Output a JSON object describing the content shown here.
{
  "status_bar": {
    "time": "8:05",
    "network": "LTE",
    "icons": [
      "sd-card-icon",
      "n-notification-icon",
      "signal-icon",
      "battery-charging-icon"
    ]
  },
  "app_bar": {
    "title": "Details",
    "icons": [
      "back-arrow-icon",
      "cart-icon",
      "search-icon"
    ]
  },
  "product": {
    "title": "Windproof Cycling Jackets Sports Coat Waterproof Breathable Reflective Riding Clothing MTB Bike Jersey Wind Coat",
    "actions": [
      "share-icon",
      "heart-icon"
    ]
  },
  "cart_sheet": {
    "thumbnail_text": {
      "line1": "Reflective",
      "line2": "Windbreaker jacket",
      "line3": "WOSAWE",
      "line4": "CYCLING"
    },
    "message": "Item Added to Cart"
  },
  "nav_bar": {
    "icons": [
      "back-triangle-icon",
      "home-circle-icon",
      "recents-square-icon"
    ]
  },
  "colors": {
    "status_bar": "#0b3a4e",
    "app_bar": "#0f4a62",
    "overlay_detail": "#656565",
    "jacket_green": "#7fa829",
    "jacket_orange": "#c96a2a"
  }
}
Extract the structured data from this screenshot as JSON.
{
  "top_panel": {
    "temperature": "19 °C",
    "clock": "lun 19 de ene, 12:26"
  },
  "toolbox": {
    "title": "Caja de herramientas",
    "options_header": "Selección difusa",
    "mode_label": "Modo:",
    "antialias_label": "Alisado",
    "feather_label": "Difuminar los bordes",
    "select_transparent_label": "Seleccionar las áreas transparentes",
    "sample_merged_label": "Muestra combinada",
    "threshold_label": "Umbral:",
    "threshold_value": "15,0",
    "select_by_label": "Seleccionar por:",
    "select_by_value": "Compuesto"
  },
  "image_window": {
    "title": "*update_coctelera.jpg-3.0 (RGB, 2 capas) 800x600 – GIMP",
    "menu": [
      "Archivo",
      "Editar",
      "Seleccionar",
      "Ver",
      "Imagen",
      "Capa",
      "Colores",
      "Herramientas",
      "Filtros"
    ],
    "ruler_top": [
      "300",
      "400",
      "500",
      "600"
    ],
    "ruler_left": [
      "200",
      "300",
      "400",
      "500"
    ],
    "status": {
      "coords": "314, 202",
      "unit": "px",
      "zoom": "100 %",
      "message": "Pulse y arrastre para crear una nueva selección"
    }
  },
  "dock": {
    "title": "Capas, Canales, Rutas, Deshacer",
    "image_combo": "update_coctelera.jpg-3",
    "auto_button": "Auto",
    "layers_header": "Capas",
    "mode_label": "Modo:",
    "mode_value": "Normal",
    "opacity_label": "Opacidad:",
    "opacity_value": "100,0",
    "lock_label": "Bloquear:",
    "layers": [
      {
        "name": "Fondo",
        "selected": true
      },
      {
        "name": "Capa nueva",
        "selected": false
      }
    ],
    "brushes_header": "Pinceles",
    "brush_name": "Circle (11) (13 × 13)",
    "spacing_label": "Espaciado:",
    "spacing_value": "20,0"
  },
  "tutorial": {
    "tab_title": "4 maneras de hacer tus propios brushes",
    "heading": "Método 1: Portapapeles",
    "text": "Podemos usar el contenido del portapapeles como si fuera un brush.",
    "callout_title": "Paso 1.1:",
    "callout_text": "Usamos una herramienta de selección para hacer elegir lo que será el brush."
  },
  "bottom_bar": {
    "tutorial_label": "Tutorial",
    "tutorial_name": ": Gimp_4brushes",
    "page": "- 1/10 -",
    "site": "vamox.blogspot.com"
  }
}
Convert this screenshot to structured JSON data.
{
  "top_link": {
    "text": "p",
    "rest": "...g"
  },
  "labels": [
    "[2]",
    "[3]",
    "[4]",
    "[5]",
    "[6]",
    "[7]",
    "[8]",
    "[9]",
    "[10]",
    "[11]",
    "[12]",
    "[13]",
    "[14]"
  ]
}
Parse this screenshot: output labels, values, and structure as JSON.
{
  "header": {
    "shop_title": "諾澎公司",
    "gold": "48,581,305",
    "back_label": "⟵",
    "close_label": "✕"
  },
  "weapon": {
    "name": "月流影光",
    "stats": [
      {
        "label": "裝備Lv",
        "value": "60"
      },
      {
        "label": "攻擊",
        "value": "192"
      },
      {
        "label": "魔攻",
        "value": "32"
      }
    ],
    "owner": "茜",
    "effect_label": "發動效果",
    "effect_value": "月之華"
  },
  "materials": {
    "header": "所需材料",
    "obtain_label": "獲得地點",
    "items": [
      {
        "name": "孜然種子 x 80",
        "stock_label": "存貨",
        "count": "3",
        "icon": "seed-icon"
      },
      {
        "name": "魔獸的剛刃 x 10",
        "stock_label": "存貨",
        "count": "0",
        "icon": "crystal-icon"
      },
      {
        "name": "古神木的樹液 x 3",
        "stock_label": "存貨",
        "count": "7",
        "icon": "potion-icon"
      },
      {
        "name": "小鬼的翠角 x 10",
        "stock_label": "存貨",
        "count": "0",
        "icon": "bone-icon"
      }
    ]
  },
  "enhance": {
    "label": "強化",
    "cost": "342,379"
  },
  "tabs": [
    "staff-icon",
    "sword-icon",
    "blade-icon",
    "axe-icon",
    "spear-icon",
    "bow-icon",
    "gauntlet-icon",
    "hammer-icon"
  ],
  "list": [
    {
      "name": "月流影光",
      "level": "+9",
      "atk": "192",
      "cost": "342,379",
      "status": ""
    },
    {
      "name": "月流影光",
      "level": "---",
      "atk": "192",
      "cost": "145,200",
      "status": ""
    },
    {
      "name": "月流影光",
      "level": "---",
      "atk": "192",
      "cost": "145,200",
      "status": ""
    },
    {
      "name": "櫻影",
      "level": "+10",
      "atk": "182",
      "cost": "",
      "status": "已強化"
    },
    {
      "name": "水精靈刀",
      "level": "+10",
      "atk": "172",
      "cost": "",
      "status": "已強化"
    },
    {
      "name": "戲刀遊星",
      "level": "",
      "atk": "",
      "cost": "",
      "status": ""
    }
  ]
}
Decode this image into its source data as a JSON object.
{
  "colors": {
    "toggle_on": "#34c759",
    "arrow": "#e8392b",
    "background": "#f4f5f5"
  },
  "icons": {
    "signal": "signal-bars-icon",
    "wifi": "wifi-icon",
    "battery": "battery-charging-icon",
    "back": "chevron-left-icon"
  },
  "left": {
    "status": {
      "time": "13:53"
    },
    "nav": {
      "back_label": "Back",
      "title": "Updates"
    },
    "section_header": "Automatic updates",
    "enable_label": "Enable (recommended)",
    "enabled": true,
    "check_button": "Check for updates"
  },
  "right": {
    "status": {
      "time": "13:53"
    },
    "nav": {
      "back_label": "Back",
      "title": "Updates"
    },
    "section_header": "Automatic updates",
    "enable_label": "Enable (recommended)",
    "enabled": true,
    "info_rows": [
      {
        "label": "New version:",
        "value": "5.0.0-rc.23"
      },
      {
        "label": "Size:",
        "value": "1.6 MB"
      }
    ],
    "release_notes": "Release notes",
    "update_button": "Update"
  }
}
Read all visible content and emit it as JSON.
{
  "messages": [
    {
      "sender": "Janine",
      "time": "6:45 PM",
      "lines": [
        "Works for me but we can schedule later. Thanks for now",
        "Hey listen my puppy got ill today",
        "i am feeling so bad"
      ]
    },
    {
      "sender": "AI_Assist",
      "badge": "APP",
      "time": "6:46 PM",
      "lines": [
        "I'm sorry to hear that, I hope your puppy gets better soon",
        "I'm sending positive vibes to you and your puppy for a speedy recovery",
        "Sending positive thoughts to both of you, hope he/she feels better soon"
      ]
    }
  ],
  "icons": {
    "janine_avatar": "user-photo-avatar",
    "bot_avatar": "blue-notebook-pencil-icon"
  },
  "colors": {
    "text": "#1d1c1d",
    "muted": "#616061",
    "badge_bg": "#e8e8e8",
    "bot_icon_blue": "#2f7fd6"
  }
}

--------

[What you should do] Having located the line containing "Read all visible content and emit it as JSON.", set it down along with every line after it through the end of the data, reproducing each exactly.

[Answer box]
Read all visible content and emit it as JSON.
{
  "messages": [
    {
      "sender": "Janine",
      "time": "6:45 PM",
      "lines": [
        "Works for me but we can schedule later. Thanks for now",
        "Hey listen my puppy got ill today",
        "i am feeling so bad"
      ]
    },
    {
      "sender": "AI_Assist",
      "badge": "APP",
      "time": "6:46 PM",
      "lines": [
        "I'm sorry to hear that, I hope your puppy gets better soon",
        "I'm sending positive vibes to you and your puppy for a speedy recovery",
        "Sending positive thoughts to both of you, hope he/she feels better soon"
      ]
    }
  ],
  "icons": {
    "janine_avatar": "user-photo-avatar",
    "bot_avatar": "blue-notebook-pencil-icon"
  },
  "colors": {
    "text": "#1d1c1d",
    "muted": "#616061",
    "badge_bg": "#e8e8e8",
    "bot_icon_blue": "#2f7fd6"
  }
}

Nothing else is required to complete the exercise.